== Work required ==
If a line in the data below contains "structured", copy it.

Element data from apps and pages:
---+---
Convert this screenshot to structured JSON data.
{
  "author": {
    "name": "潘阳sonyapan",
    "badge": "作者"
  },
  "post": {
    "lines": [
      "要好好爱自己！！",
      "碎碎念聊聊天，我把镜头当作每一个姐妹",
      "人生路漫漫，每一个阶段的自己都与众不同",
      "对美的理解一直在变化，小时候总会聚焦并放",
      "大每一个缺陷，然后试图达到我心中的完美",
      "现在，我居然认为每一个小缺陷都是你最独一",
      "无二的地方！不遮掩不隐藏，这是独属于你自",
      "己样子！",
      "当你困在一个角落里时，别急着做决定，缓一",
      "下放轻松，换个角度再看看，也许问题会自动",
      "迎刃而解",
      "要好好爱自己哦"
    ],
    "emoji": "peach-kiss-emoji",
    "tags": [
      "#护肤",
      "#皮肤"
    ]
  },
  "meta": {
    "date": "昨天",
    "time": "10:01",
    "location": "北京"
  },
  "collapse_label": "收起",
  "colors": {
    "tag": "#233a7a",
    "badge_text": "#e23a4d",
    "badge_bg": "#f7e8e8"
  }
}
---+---
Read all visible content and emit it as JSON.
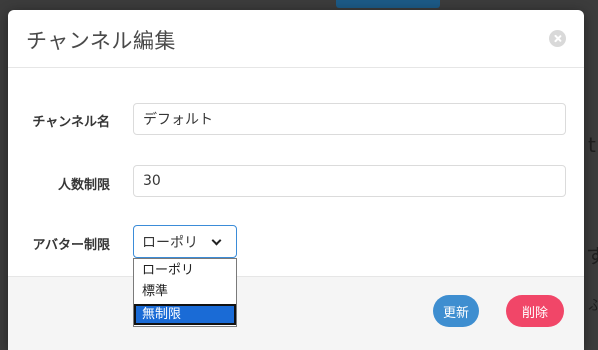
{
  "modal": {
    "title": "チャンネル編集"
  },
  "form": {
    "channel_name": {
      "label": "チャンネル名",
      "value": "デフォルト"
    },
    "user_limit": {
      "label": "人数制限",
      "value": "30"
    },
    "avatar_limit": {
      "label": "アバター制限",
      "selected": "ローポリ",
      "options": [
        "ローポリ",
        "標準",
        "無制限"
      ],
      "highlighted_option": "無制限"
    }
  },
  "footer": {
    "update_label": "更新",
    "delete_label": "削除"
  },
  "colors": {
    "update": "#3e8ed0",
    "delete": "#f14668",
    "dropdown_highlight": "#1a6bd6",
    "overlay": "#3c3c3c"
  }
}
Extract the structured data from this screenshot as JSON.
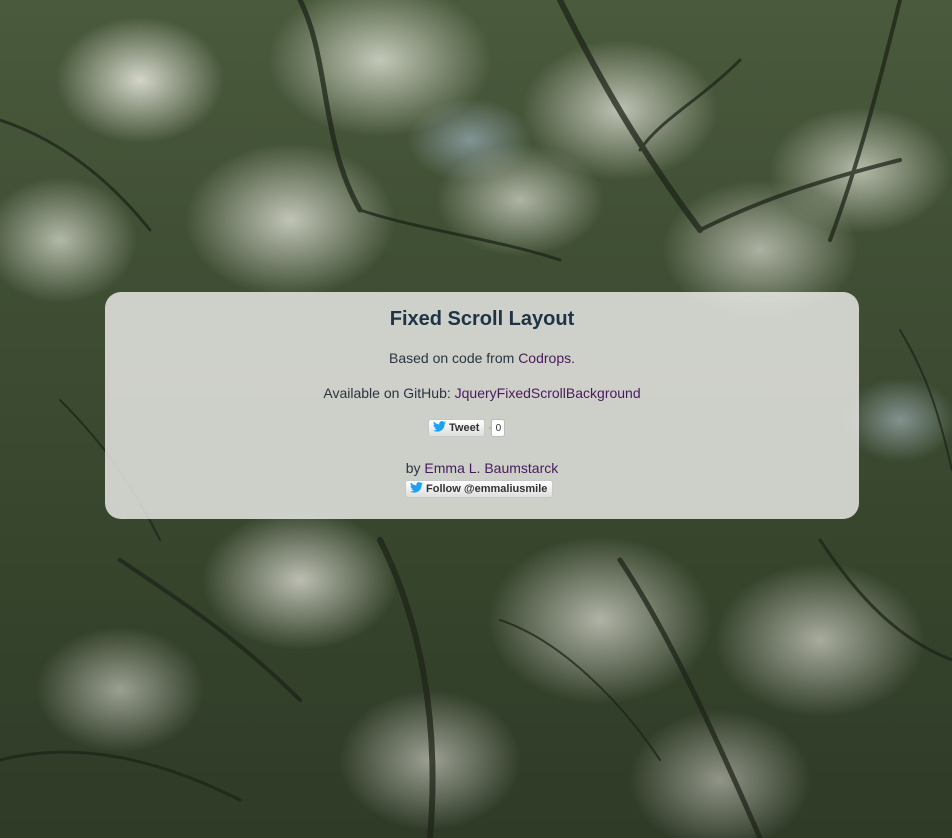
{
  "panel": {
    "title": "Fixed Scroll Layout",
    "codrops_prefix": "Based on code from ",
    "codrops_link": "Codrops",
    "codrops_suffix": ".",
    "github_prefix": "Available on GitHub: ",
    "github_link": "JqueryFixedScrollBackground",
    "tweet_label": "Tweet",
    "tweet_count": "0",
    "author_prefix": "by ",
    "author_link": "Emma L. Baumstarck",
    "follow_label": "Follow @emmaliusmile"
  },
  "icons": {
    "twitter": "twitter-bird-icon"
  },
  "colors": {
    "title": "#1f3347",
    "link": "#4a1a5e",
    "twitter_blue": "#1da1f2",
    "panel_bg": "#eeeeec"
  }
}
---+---
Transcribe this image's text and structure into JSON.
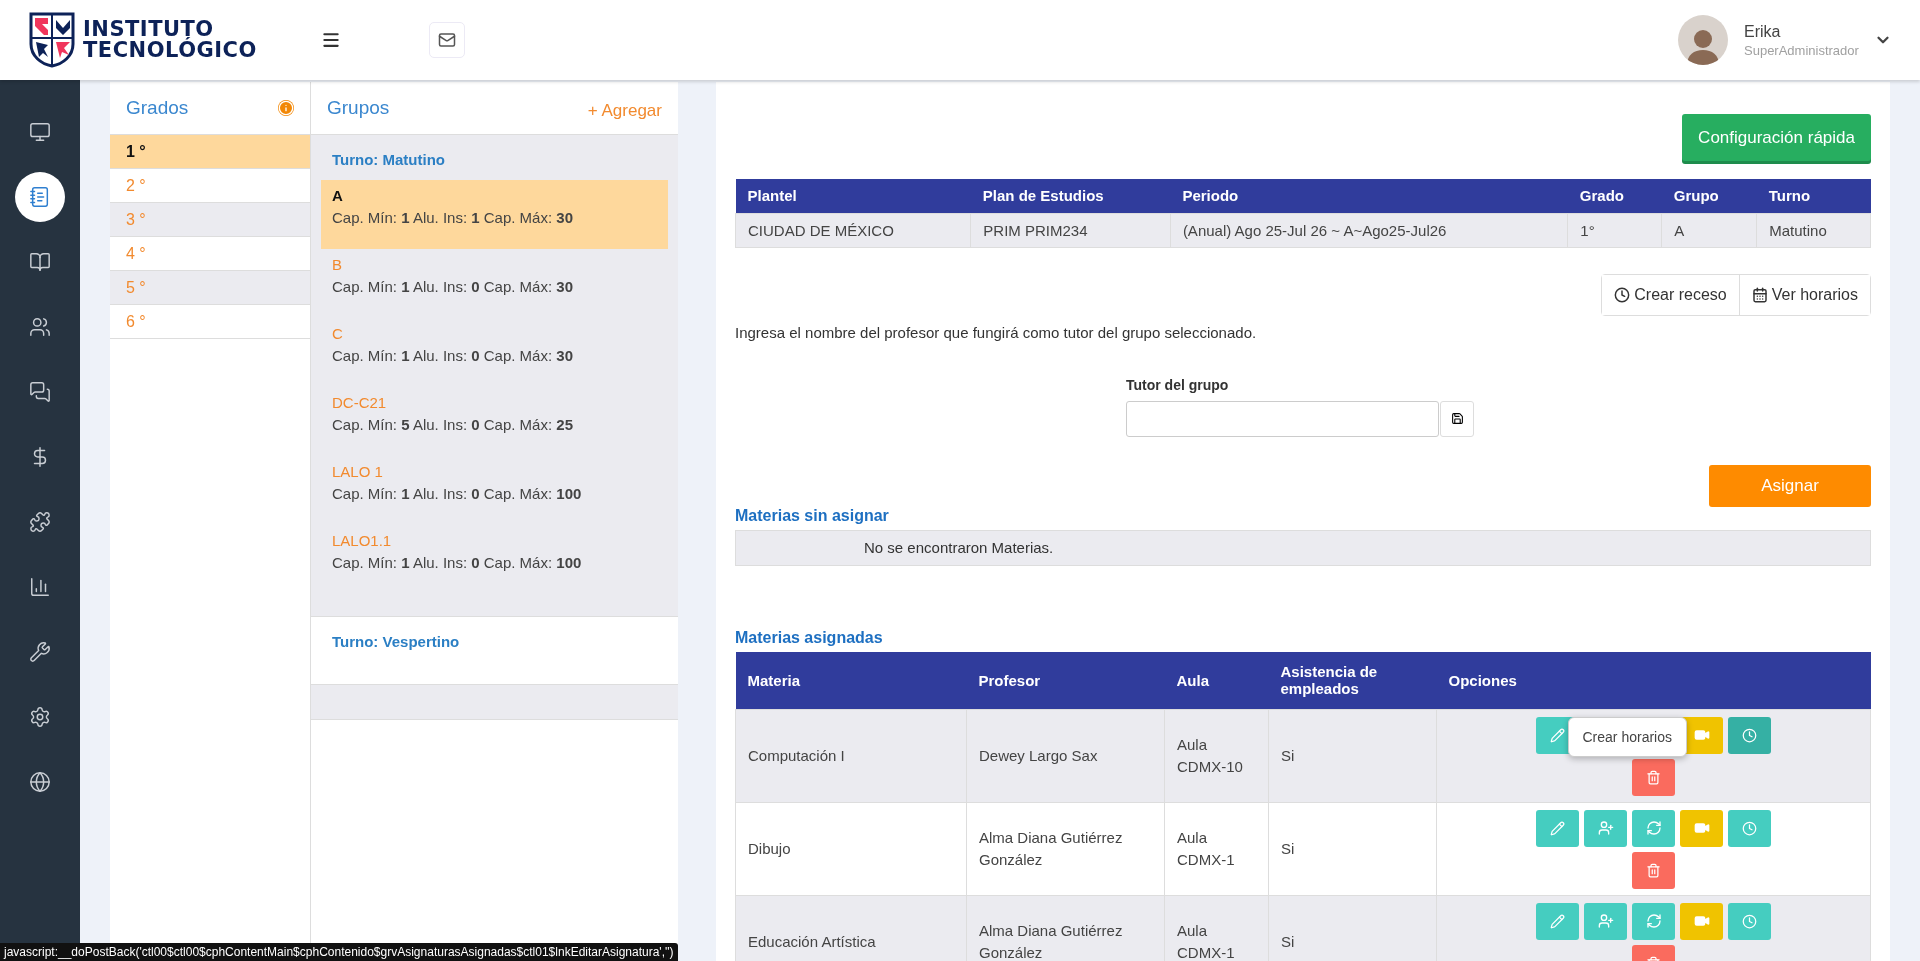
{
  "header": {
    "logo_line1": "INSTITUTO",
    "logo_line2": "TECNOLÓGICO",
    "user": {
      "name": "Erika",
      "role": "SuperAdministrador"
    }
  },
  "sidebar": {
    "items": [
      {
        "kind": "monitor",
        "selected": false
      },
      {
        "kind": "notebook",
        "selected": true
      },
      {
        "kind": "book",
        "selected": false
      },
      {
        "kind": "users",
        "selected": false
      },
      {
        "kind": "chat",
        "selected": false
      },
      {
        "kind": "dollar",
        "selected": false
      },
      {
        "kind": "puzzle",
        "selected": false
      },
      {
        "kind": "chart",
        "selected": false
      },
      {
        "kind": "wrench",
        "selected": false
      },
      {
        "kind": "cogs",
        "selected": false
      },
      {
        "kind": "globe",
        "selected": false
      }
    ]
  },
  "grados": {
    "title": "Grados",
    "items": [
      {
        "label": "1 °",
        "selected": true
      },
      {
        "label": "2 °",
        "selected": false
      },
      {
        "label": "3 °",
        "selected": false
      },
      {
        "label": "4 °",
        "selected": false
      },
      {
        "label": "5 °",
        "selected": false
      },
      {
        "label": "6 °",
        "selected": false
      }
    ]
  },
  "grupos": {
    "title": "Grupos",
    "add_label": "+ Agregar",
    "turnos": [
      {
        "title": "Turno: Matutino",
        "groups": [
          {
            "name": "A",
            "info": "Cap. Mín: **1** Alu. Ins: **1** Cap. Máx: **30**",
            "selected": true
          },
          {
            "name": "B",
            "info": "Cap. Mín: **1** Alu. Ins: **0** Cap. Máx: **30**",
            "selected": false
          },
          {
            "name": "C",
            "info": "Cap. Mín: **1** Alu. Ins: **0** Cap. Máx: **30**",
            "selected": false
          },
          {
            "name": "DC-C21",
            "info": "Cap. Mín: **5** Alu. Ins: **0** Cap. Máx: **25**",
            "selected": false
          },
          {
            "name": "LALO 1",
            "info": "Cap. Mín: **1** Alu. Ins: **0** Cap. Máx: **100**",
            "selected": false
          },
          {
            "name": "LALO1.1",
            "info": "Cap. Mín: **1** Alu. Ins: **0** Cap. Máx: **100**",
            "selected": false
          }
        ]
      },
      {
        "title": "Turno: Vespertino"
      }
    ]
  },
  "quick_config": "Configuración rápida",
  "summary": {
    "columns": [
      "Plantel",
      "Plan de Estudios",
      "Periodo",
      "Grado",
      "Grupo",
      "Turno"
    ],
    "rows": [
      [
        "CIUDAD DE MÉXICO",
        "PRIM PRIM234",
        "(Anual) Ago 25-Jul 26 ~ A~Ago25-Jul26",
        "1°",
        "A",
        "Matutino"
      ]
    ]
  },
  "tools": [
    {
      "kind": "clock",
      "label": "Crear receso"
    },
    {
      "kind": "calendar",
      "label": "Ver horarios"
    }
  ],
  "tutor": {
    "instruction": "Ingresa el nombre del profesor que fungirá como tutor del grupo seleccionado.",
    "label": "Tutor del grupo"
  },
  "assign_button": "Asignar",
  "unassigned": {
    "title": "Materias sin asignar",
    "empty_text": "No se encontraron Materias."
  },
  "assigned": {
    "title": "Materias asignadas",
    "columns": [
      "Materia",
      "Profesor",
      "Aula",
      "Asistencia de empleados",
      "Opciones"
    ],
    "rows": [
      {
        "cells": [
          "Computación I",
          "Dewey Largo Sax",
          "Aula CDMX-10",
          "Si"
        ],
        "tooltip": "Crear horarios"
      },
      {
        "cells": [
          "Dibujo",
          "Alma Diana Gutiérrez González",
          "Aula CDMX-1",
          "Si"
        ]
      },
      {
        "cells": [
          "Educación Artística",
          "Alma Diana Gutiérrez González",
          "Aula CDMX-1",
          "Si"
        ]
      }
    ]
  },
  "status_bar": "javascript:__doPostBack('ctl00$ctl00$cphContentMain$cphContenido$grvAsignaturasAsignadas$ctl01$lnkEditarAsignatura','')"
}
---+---
== Result ==
Convert this screenshot to structured JSON data.
Extract the structured data from this screenshot as JSON.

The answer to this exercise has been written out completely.